Presenter: Shane Beers
Green open access (OA) is the practice of depositing and making available a document on the web. Most frequently, these are peer reviewed research and conference articles. This is not self-publishing! OA repositories allow institutions to store and showcase the research output of institutions, thus increasing their visibility within the academic community.
Institutional repositories are usually managed by either DSpace, Fedora, or EPrints, and there are third-party external options using these systems. There are also a few subject-specific repositories not affiliated with any particular institution.
The "serials crisis" results in most libraries not subscribing to every journal out there that their researchers need. OA eliminates this problem by making relevant research available to anyone who needs it, regardless of their economic barriers.
A 2008 study showed that less than 20% of all scientific articles published were made available in a green or gold OA repository. Self-archiving is at a low 15%, and incentives to do so increase it only by 30%. Researchers and their work habits are the greatest barriers that OA repository managers encounter. The only way to guarantee 100% self-archiving is with an institutional mandate.

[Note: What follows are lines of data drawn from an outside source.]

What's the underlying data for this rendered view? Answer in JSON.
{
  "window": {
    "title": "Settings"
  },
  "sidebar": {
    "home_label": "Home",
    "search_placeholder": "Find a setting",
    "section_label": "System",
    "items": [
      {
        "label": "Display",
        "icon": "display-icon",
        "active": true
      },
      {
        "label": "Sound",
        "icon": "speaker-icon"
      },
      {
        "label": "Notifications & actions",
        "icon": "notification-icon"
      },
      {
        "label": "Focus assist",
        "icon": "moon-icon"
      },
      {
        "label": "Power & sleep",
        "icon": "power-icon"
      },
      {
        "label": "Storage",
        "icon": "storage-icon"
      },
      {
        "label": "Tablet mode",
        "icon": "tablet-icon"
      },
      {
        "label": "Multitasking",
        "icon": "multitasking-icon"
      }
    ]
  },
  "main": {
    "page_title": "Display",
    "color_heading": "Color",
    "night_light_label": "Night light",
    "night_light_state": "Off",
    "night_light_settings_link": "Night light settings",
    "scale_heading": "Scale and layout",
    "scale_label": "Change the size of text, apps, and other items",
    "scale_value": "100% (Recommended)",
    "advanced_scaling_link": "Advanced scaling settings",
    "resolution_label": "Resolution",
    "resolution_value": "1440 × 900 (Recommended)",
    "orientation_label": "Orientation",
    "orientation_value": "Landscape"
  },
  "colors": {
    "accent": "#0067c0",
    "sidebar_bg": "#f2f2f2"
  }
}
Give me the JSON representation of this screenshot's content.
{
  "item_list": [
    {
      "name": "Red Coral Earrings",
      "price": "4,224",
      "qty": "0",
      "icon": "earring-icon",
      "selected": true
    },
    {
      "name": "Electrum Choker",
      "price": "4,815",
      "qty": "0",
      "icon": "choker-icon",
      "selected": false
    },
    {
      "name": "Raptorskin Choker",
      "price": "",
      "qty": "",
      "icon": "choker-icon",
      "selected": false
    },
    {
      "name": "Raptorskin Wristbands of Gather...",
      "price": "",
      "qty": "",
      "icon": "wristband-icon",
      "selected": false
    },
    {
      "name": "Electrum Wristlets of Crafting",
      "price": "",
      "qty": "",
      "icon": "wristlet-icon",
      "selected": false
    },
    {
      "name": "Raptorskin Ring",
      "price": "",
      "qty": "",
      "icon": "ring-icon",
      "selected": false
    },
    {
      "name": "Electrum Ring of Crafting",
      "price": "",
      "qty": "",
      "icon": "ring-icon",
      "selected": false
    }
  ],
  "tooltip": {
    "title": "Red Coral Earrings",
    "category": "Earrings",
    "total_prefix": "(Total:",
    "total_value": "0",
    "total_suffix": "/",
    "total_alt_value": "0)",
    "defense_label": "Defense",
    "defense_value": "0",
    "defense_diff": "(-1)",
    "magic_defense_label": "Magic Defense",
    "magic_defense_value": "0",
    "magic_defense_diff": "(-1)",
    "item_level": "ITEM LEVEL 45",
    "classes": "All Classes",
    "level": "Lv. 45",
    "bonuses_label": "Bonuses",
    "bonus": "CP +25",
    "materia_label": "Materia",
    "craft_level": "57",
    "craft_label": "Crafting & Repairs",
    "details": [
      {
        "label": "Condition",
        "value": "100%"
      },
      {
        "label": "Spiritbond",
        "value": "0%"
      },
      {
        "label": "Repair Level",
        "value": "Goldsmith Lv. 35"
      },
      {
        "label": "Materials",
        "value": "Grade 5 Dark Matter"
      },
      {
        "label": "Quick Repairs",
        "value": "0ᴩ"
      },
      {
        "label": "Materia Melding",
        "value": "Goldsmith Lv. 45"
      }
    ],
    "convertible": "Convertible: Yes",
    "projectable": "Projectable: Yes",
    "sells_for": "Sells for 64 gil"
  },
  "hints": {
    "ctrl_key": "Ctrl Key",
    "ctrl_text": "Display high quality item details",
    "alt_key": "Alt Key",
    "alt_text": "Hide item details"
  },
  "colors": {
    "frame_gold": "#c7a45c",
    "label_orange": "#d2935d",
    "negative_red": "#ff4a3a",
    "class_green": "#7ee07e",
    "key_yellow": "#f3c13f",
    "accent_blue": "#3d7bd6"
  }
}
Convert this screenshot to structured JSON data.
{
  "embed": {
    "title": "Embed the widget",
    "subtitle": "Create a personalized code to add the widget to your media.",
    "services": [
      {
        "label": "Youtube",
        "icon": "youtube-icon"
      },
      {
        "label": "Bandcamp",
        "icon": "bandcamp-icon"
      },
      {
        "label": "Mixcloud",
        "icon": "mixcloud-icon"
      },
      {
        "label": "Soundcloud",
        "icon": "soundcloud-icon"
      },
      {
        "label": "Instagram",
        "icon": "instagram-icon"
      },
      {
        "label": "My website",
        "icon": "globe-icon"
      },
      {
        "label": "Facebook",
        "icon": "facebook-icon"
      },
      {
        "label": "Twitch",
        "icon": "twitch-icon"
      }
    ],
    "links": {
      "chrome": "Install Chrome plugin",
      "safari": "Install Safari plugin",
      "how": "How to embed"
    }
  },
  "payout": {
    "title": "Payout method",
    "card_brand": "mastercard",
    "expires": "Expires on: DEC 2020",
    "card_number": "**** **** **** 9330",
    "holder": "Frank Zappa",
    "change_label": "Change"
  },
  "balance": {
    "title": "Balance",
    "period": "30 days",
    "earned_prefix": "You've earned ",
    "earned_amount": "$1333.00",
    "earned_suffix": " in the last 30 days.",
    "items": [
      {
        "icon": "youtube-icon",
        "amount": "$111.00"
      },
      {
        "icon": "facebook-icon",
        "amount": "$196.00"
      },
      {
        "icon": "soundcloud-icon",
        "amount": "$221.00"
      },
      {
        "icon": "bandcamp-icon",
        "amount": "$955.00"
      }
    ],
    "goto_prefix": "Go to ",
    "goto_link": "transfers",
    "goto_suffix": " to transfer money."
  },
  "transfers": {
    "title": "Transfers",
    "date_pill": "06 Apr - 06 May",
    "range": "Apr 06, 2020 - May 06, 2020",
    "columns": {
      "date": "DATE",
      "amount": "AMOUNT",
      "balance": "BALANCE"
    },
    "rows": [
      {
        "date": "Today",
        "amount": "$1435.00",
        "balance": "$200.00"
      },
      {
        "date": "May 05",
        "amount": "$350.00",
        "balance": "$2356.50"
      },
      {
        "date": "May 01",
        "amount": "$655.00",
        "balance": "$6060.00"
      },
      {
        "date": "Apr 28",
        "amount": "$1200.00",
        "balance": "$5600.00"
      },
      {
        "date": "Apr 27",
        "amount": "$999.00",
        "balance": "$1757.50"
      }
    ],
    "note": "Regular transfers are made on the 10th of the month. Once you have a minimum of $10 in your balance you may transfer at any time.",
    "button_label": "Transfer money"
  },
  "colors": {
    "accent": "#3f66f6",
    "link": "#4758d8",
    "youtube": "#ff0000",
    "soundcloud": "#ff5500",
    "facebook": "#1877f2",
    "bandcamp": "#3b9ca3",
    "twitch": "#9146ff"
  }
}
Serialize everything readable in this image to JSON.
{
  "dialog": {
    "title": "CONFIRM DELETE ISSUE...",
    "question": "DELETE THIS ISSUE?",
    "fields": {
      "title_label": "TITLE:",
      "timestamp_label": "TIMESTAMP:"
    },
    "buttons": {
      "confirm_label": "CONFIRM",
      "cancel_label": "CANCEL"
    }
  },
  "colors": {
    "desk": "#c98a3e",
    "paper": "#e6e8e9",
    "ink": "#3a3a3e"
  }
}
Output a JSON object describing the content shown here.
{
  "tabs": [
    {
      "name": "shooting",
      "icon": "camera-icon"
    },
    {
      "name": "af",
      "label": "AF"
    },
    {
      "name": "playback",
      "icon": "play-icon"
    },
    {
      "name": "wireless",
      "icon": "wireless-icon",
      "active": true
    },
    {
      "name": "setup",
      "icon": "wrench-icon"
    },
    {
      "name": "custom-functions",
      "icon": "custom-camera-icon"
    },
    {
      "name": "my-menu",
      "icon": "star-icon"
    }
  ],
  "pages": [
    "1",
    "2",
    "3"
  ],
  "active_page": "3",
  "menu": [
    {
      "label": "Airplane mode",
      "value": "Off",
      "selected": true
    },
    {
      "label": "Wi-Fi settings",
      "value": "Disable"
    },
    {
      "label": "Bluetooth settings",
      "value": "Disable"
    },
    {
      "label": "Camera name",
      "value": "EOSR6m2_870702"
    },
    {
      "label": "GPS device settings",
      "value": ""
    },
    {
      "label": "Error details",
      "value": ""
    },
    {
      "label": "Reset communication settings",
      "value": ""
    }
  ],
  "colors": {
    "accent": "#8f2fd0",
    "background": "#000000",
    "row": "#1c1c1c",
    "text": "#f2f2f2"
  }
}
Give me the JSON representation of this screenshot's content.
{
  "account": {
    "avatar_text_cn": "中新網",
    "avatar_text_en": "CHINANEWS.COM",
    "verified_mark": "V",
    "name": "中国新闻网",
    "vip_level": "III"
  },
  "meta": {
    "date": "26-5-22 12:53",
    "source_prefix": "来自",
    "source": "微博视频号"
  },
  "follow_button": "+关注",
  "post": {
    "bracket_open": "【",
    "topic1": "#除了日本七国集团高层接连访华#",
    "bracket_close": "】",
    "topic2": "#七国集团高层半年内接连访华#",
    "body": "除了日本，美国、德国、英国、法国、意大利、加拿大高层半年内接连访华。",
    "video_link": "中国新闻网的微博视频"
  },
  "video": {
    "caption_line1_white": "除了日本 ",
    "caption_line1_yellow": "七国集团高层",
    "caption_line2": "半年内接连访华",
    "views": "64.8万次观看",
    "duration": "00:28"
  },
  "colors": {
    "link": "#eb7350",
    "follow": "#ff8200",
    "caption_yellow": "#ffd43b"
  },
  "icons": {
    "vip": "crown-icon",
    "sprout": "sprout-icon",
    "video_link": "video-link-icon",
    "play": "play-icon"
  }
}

Copyright complications are also barriers to adoption. Post-print archiving is the most problematic, particularly as publishers continue to resist OA and prohibit it in author contracts.
OA repositories are not self-sustaining. They require top-down dedication and support, not only for the project as a whole, but also the equipment/service and staff costs. A single "repository rat" model is rarely successful.
The future? More mandates, peer-reviewed green OA repositories, expanding repositories to encompass services, and integration of OA repositories into the workflow of researchers.
Presenter: Amy Buckland
Gold open access is about not having price or permission barriers. No embargos with immediate post-print archiving.
Buckland wants libraries to become publishers of content by making the platforms available to the researchers. Editors and editorial boards can come from volunteers within the institution, and authors just need to do what they do.
Publication models are changing. May granting agencies are requiring OA components tied with funding. The best part: everyone in the world can see your institution’s output immediately!
Installation of the product is easy — it’s getting the word out that’s hard.
Libraries can make the MARC records freely available, and ensure that the journals are indexed in the Directory of Open Access Journals.
Doing this will build relationships between faculty and the library. Libraries become directly involved in the research output of faculty, which makes libraries more visible to administrators and budget decision-makers. University presses are struggling, but even though they are focused on revenue, OA journal publishing could enhance their visibility and status. Also, if you publish OA, the big G will find it (and other search engines).